Court, C., & Hodges, A. (2018). Economic Impacts of Natural Disasters on Agriculture. Presentation,

Florida Agricultural Policy Outlook Conference, UF/IFAS Food and Resource Economics Department.


Guan, Z. (2018). Trends in U.S.-Mexico Competition in Specialty Crops. Presentation, Florida Agricultural

Policy Outlook Conference, UF/IFAS Food and Resource Economics Department.


Khachatryan, H. (2018). Agricultural Product Consumer Marketing Research - The Answer to Global

Competition?. Presentation, Florida Agricultural Policy Outlook Conference, UF/IFAS Food and Resource Economics Department.


Legislative Issues Brief, 2018 Legislative Days. (2018) (pp. 1-4). Gainesville. Retrieved from



Putnam, A. (2017). Florida Department of Agriculture and Consumer Services, Commissioner Adam H.

Putnam (pp. 1-2). Tallahassee: Florida Department of Agriculture and Consumer Services. Retrieved from https://www.freshfromflorida.com/es/content/download/78066/2311839/Hurricane_Relief_Letter-CoChairs_FL_Delegation11282017.pdf


Roka, F. (2018). Agricultural Labor Economics. Presentation, Florida Agricultural Policy Outlook

Conference, UF/IFAS Food and Resource Economics Department.


Scott, R. (2018). Agricultural Water Supply. Presentation, Florida Agricultural Policy Outlook Conference,

UF/IFAS Food and Resource Economics Department.



Retrieved from https://www.appropriations.senate.gov/imo/media/doc/020718-SUPPLEMENTAL-SUMMARY.pdf


Testimony, Reggie Brown, Florida Tomato Exchange, July 26, 2017. (2017) (p. 1). Washington, D.C.

Retrieved from https://agriculture.house.gov/uploadedfiles/7.26.2017_brown_testimony.pdf


Trade Promotion Authority. (2018). Ustr.gov. Retrieved 26 February 2018, from https://ustr.gov/trade-



VanSickle, J. (2018). NAFTA Renegotiation.
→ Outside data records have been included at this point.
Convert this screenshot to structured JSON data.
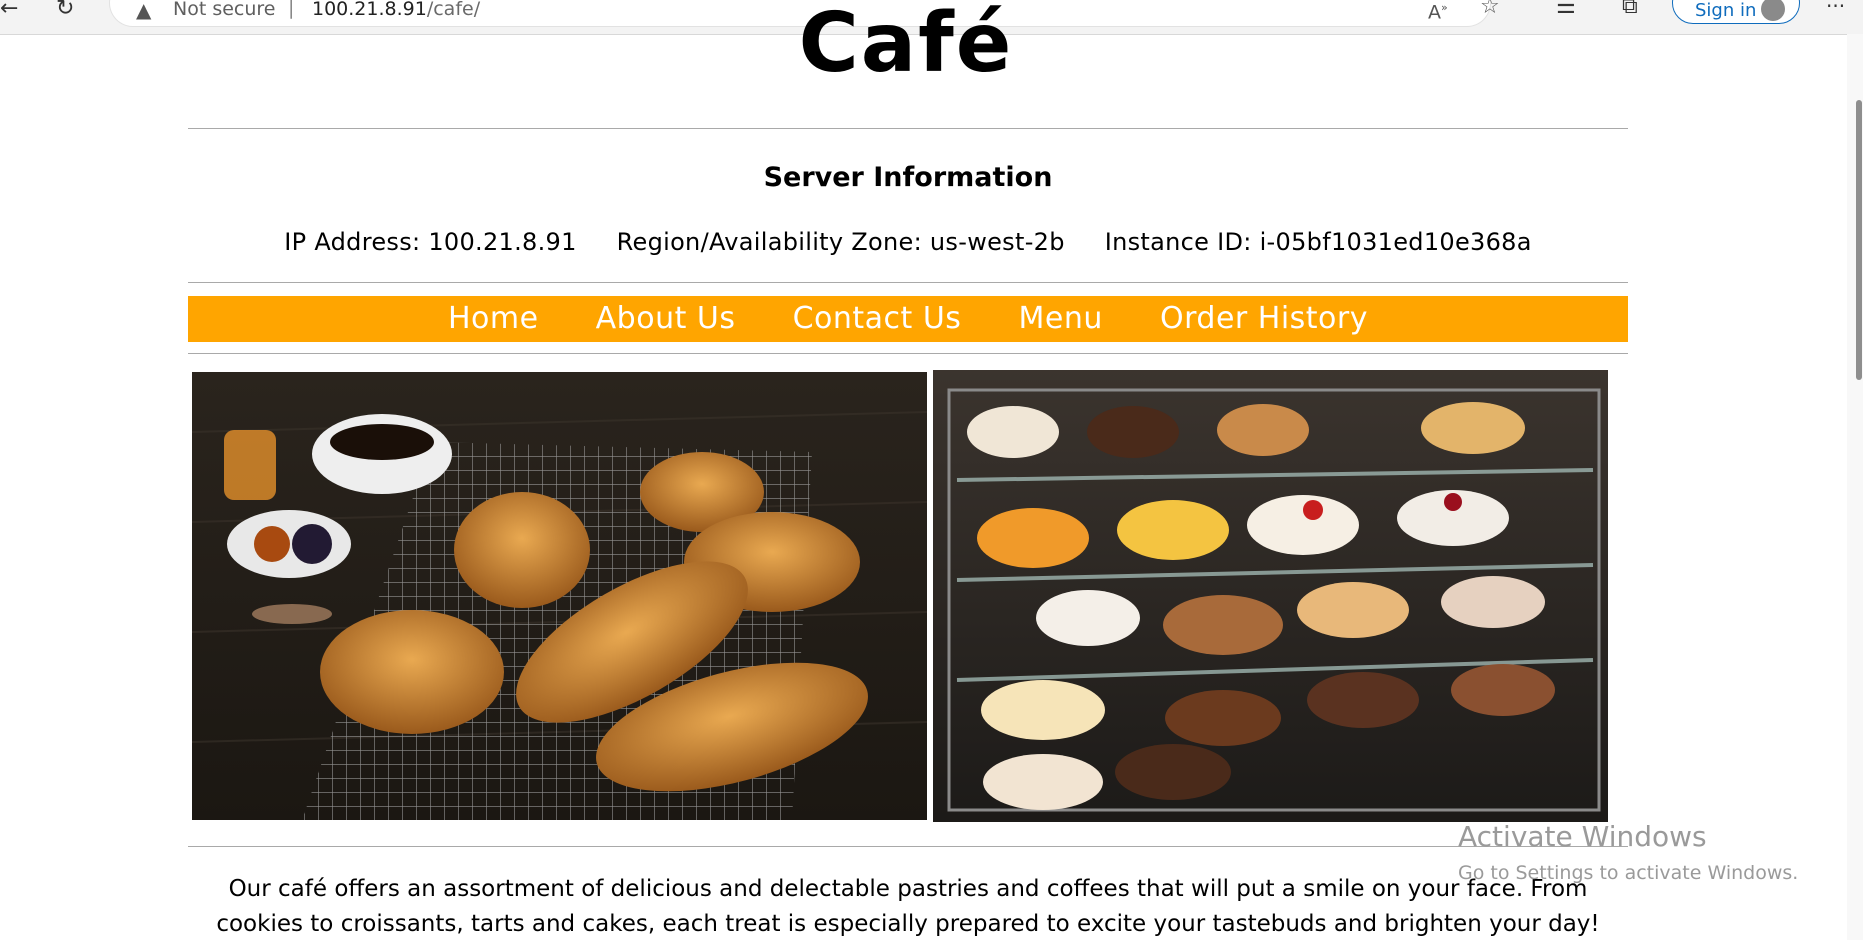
{
  "browser": {
    "security_label": "Not secure",
    "separator": "|",
    "url_host": "100.21.8.91",
    "url_path": "/cafe/",
    "signin_label": "Sign in"
  },
  "page": {
    "logo_text": "Café",
    "server_title": "Server Information",
    "ip_address": "IP Address: 100.21.8.91",
    "region": "Region/Availability Zone: us-west-2b",
    "instance_id": "Instance ID: i-05bf1031ed10e368a",
    "nav": [
      "Home",
      "About Us",
      "Contact Us",
      "Menu",
      "Order History"
    ],
    "description": "Our café offers an assortment of delicious and delectable pastries and coffees that will put a smile on your face. From cookies to croissants, tarts and cakes, each treat is especially prepared to excite your tastebuds and brighten your day!"
  },
  "watermark": {
    "line1": "Activate Windows",
    "line2": "Go to Settings to activate Windows."
  },
  "colors": {
    "nav_bar": "#ffa500",
    "signin_accent": "#0f6cbd"
  },
  "icons": [
    "back-arrow-icon",
    "reload-icon",
    "warning-icon",
    "read-aloud-icon",
    "add-favorite-icon",
    "favorites-icon",
    "collections-icon",
    "profile-avatar-icon",
    "more-icon"
  ]
}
Presentation, Florida Agricultural Policy Outlook Conference,

UF/IFAS Food and Resource Economics Department.

Subscribe for Exclusive Content Updates